Scan the entries for lines with the word "badge" and copy those lines.

**Given data:**
_ _ _ _ _

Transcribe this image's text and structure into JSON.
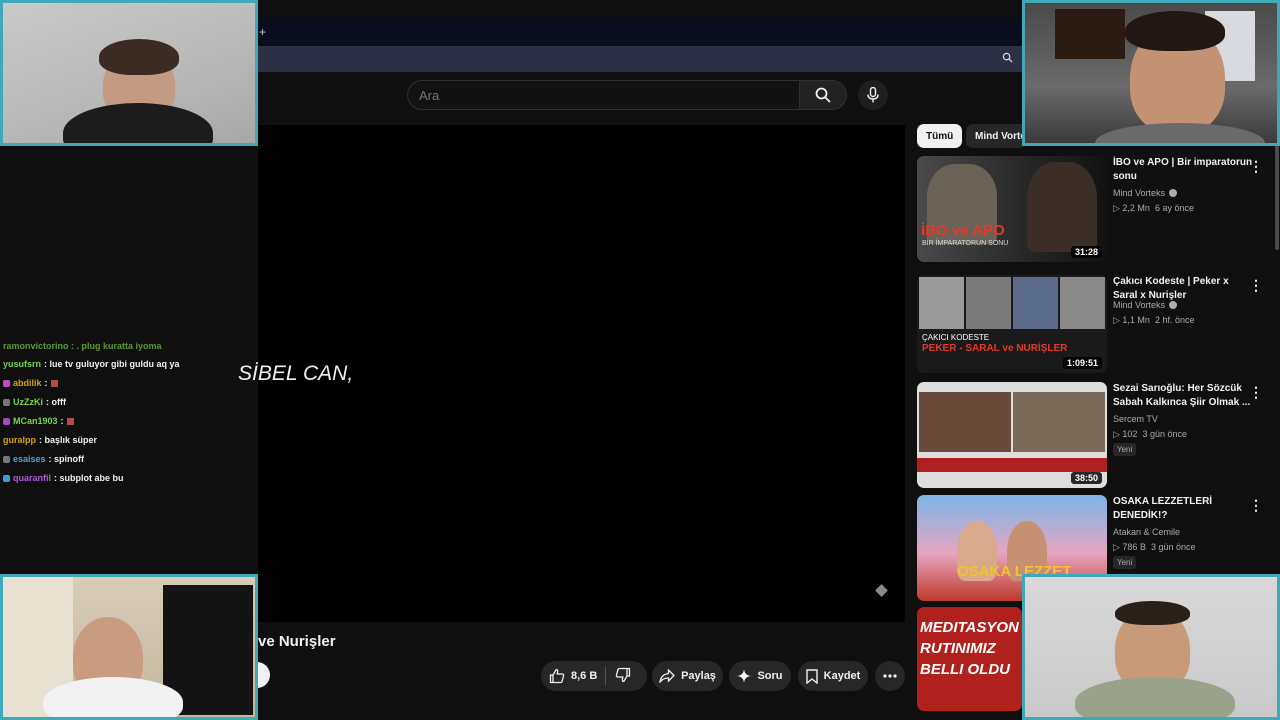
{
  "browser": {
    "new_tab_glyph": "+",
    "addr_search_icon": "search-icon"
  },
  "youtube": {
    "search": {
      "placeholder": "Ara"
    },
    "player": {
      "subtitle": "SİBEL CAN,"
    },
    "video": {
      "title_partial": "ve Nurişler"
    },
    "actions": {
      "likes": "8,6 B",
      "share": "Paylaş",
      "ask": "Soru",
      "save": "Kaydet"
    },
    "chips": [
      "Tümü",
      "Mind Vortek"
    ],
    "recommendations": [
      {
        "title": "İBO ve APO | Bir imparatorun sonu",
        "channel": "Mind Vorteks",
        "verified": true,
        "views": "2,2 Mn",
        "age": "6 ay önce",
        "duration": "31:28",
        "new": ""
      },
      {
        "title": "Çakıcı Kodeste | Peker x Saral  x Nurişler",
        "channel": "Mind Vorteks",
        "verified": true,
        "views": "1,1 Mn",
        "age": "2 hf. önce",
        "duration": "1:09:51",
        "new": ""
      },
      {
        "title": "Sezai Sarıoğlu: Her Sözcük Sabah Kalkınca Şiir Olmak ...",
        "channel": "Sercem TV",
        "verified": false,
        "views": "102",
        "age": "3 gün önce",
        "duration": "38:50",
        "new": "Yeni"
      },
      {
        "title": "OSAKA LEZZETLERİ DENEDİK!?",
        "channel": "Atakan & Cemile",
        "verified": false,
        "views": "786 B",
        "age": "3 gün önce",
        "duration": "",
        "new": "Yeni"
      }
    ],
    "thumb_texts": {
      "ibo_apo": "İBO ve APO",
      "ibo_apo_sub": "BİR İMPARATORUN SONU",
      "cakici_top": "ÇAKICI KODESTE",
      "cakici_bottom": "PEKER - SARAL ve NURİŞLER",
      "osaka": "OSAKA LEZZET",
      "meditasyon": "MEDITASYON RUTINIMIZ BELLI OLDU"
    }
  },
  "chat": {
    "messages": [
      {
        "user": "yusufsrn",
        "user_color": "#7ad14a",
        "text": ": lue tv guluyor gibi guldu aq ya",
        "badge": ""
      },
      {
        "user": "abdilik",
        "user_color": "#d4a017",
        "text": ":",
        "badge": "#c04cc0",
        "emote": true
      },
      {
        "user": "UzZzKi",
        "user_color": "#7ad14a",
        "text": ": offf",
        "badge": "#777777"
      },
      {
        "user": "MCan1903",
        "user_color": "#7ad14a",
        "text": ":",
        "badge": "#9c4cc0",
        "emote": true
      },
      {
        "user": "guralpp",
        "user_color": "#d4a017",
        "text": ": başlık süper",
        "badge": ""
      },
      {
        "user": "esaises",
        "user_color": "#4aa0d8",
        "text": ": spinoff",
        "badge": "#777777"
      },
      {
        "user": "quaranfil",
        "user_color": "#b05ad8",
        "text": ": subplot abe bu",
        "badge": "#3aa0d8"
      }
    ],
    "cut_line": "ramonvictorino : . plug kuratta iyoma"
  },
  "colors": {
    "cam_border": "#3ea9b8",
    "yt_bg": "#0f0f0f",
    "chip_active": "#f1f1f1"
  }
}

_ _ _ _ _

**Finished exercise:**
        "badge": ""
        "badge": "#c04cc0",
        "badge": "#777777"
        "badge": "#9c4cc0",
        "badge": ""
        "badge": "#777777"
        "badge": "#3aa0d8"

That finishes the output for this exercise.